to compute the expectation of the next period F-function.

This can be easily done,

and it produces the expression shown at the bottom of this slide.

The important fact is that it's a quadratic function of expected value of

the next period increment delta x which we denote it here as delta x t plus one cat.

Now, if we use the previous equation then we can write this equation as

a quadratic function of current time increments delta x and delta u with

coefficients F a a t F x x t F a x t F x t F u t,

and the free form for each term F sub t plus one.

Each of this coefficients can now be explicitly

computed in terms of previously computed coefficients.

At the next step,

we introduced a similar parametrization of

the G-function as a quadratic function of delta x and delta u.

But this time, coefficient of this expansion are unknown and will be computed next.

The last thing, we can also express the rewards in

terms of the increments using its explicit form,

and this gives the question 47 shown here.

Again, this expression is a quadratic function of the increments.

Now, everything is ready to set up a recursive scheme to compute

both the G-function and F-function in terms of their coefficients.

What we do is take the Bellman equation for

the G-function shown again here in the question 48,

block all previous expressions for the G-function reward and the F-function.

And then equate the coefficients in front of

the like powers of delta x and delta u in the resulting expression.

And this produces the relations for coefficients of the G-function that are shown here.

Now, if rewards are absorable,

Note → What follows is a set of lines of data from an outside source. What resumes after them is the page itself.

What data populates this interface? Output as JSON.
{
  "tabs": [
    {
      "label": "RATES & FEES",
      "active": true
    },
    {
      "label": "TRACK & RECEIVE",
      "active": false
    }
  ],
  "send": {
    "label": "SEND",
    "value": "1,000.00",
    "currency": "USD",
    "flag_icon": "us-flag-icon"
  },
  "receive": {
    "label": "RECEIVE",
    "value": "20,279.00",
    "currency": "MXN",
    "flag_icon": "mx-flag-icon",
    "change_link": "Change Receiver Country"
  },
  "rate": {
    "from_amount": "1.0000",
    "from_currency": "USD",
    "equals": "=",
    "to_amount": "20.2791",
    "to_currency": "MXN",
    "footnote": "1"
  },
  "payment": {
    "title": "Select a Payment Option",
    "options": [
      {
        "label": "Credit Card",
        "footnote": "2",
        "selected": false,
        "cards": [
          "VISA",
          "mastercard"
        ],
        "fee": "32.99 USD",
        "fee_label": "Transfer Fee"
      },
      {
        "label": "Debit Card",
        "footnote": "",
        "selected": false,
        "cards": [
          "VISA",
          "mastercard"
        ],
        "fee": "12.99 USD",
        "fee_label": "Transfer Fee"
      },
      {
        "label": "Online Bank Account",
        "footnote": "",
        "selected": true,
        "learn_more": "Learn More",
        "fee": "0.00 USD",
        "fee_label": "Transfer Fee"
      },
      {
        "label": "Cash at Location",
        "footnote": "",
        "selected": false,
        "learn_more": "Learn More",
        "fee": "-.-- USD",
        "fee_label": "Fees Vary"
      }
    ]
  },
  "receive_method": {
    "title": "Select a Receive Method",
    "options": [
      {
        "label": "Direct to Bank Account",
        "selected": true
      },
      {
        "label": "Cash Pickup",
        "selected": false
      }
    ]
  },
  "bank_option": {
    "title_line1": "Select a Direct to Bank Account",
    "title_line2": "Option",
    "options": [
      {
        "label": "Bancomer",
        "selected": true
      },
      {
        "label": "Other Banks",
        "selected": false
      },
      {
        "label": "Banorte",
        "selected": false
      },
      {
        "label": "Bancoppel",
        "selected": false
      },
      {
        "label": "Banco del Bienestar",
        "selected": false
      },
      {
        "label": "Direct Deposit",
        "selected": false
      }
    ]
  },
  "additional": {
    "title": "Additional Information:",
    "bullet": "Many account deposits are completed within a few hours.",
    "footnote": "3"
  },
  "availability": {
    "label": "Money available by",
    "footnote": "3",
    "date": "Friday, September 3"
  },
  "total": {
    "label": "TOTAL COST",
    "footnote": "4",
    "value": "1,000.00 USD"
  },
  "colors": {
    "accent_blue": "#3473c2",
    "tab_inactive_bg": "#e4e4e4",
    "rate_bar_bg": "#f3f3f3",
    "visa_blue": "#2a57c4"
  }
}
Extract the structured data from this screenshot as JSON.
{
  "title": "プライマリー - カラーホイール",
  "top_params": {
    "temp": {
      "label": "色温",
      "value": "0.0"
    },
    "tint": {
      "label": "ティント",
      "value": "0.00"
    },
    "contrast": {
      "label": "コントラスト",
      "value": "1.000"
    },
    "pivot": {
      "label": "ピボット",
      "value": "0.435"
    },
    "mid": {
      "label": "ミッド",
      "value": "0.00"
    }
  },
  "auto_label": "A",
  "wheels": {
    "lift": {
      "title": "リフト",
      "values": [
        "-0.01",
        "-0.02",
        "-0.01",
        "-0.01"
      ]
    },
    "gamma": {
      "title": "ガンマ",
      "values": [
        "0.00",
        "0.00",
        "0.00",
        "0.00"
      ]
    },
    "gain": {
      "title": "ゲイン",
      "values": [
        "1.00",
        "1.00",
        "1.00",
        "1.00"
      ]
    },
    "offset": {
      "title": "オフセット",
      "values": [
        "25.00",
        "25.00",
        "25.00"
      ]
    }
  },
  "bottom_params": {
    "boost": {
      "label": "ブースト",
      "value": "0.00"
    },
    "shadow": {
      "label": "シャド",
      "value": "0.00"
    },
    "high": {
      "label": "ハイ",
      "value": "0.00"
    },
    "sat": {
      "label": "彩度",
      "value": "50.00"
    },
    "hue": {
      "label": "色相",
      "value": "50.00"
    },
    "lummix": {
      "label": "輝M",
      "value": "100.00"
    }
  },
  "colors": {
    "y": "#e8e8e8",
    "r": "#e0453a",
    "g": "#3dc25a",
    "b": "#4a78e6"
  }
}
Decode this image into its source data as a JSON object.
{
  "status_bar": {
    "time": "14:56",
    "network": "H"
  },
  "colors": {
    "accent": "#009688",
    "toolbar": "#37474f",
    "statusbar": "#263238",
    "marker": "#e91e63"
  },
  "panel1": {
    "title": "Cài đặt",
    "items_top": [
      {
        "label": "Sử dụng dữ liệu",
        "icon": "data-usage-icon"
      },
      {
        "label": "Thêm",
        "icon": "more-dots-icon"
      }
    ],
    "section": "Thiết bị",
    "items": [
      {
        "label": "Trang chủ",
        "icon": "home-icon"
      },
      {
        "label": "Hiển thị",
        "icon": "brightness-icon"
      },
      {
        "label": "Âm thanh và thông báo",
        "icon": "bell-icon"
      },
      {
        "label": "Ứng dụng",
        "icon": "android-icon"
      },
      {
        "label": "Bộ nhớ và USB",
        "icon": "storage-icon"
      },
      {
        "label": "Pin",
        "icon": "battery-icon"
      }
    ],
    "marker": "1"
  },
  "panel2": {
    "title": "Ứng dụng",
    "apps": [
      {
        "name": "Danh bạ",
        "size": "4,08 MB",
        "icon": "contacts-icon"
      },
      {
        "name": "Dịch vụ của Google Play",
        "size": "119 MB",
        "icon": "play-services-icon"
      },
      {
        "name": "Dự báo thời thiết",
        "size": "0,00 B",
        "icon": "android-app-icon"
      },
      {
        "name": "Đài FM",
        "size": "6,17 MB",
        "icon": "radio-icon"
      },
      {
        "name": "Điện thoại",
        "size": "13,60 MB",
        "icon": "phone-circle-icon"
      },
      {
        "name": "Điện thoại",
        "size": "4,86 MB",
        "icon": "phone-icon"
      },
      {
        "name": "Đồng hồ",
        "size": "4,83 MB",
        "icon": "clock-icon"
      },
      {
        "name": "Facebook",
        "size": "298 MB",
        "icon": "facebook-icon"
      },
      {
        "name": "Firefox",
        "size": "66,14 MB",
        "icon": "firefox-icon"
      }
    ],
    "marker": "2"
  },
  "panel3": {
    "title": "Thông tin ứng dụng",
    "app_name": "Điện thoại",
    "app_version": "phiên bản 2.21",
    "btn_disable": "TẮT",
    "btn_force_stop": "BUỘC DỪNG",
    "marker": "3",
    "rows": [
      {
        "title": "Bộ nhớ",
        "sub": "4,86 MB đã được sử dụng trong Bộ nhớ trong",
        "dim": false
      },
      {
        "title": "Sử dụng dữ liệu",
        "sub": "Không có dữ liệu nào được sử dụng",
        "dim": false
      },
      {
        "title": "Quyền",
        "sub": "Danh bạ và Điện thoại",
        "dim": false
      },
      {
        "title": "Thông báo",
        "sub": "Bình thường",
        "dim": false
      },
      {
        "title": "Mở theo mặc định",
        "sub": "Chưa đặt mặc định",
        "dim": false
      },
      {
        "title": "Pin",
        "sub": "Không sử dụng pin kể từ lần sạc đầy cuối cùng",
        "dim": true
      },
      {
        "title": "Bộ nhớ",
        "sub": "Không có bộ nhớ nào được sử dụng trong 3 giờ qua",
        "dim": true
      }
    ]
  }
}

then all terms in the right hand side of this equation are known time t because

the coefficients in F terms in the right hand side are known from time t plus 1.

Therefore, these relations give us coefficients for the G-function at time t. And now,

when we computed the G-function at time t,

we can compute the F-function at time t. And to do this,

we use the equation 39 that I repeated here in the top line.

We plug the result in expression for the G-function here,

and compute the sum over all a K which is in fact,

not a sum but an integral because we work with continued sections.

But what is very important here is that in our model,

this integral is Gaussian.

Therefore, it can be easily computed.

When we compute this integral and simplify,

we get the equation 49 for their function.

Which now has the same form as before,

but this time all coefficients are fixed as shown in the formulas below.